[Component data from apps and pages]
⟨
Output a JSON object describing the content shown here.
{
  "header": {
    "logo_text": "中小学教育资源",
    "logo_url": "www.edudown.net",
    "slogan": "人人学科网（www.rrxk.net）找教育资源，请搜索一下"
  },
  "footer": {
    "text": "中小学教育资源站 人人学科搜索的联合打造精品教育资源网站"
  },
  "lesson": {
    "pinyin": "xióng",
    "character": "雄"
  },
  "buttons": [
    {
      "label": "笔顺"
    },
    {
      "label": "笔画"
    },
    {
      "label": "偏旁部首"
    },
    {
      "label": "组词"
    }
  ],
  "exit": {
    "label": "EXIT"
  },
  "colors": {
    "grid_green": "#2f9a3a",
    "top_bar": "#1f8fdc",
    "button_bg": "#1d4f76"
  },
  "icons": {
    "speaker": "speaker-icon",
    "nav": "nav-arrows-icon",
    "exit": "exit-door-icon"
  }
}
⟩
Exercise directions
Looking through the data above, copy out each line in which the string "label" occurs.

Solution to this task
      "label": "笔顺"
      "label": "笔画"
      "label": "偏旁部首"
      "label": "组词"
    "label": "EXIT"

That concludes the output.